Betterment and Acorns are matched on management fees above $5,000. Where Betterment has the edge is for clients with over $2,000,000, at which time Betterment waives its fees.
|✅ Retirement Planning: Acorns is an obvious choice for individuals who struggle to save and want an automated solution that requires minimal effort to build and grow a retirement nest-egg.||✅ Retirement Planning: Betterment offers a RetireGuide feature that lets you spot gaps between your savings levels and retirement goals. If you’re on track or falling short, you will be able to easily spot areas of improvement and make adjustments.|
|✅ Expense Ratios: Low expense ratios are a feature at Acorns – they range from 0.05% to 0.15%||✅ Expense Ratios: Betterment has low expense ratios between 0.09% to 0.17%, slightly higher than Acorns but only marginally.|

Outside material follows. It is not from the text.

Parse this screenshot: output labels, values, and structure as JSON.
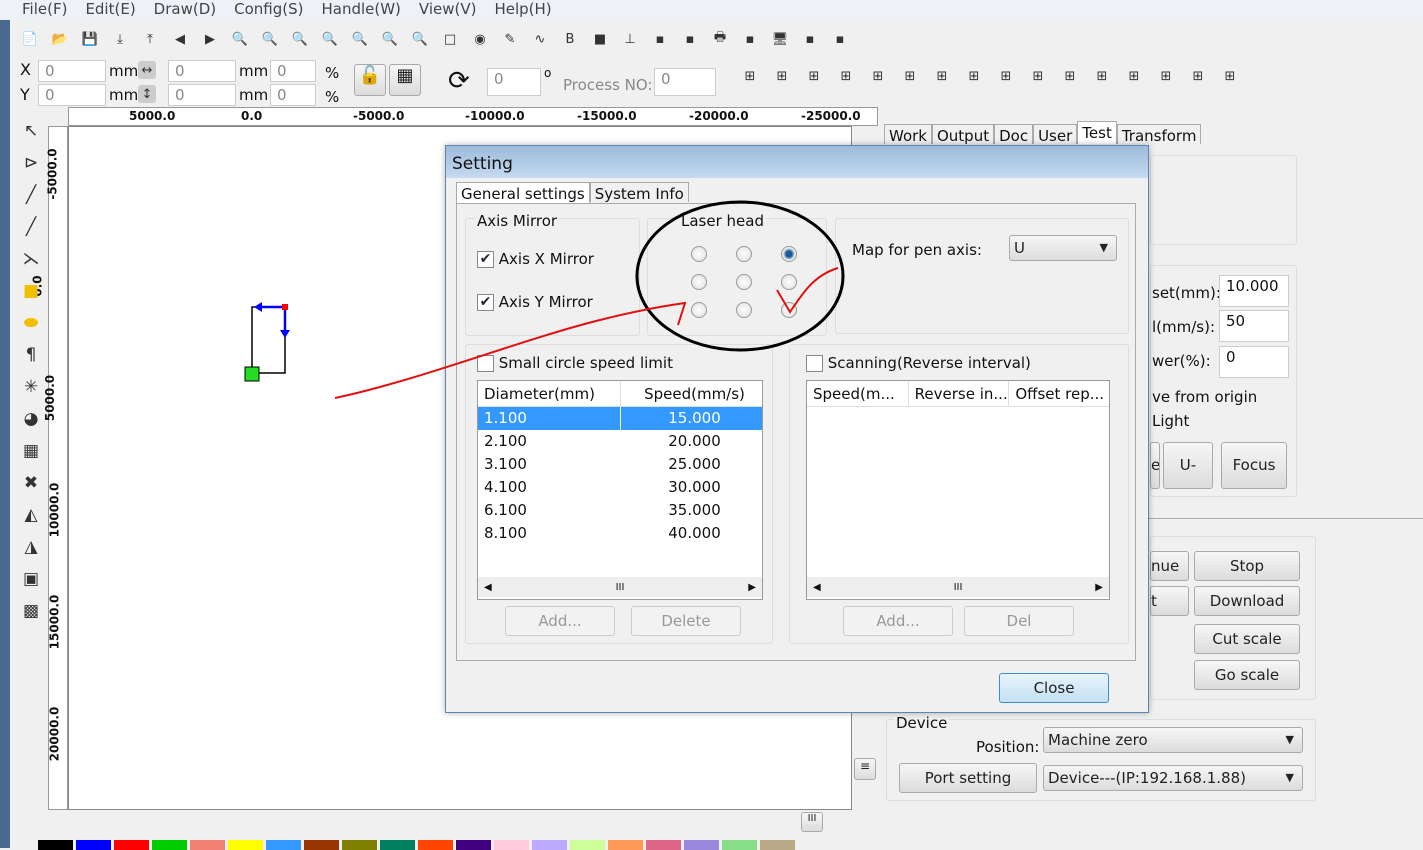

|✅ Human Advisors: Between Betterment and Acorns, only one choice exists for investors looking for human advice. Acorns offers no such service while Betterment has two tiers of service catering to live advisors.|
|✅ Asset Classes: Acorns provides half as many asset classes as Betterment, which provides an extensive range of 12|
|✅ Account Types: Betterment features qualified and non-qualified accounts, but Acorns only caters to non-qualified taxable accounts.|
|✅ Tax Loss Harvesting: Betterment harvests tax losses to offset losses from losing positions against gains from winning position to lower capital gains taxes. Betterment also offers a tax coordinated service to allocate assets across tax-advantaged retirement accounts and taxable accounts.|
Which Robo-Advisor Is Best For You: Acorns or Betterment?
Acorns and Betterment offer low-fee automated investing solutions that cater to slightly different financial goals and audiences. Beginner investors, college students and individuals who struggle to save should carefully consider Acorns, which makes it easy to round-up each debit and credit card purchase to the nearest dollar and invest the loose change.
Betterment is a more comprehensive robo-advisor service that caters to the taxable accounts Acorns supports, as well as retirement accounts and trusts. Tax-loss harvesting and tax-coordinated strategies are available at Betterment, though not at Acorns. And Betterment has a broader range of asset class to support diversified client portfolios.
It is unlikely that Acorns nest-eggs will grow sufficiently large based on the low dollar amounts invested be able to sustain retirement spending, but together with Betterment the two services offer a nice complement to each other. Unlike some other robo-advisors where the decision is binary, Acorns vs Betterment, is more like Acorns + Betterment. You can use both, but if you had to only pick one, Betterment has more bells and whistles.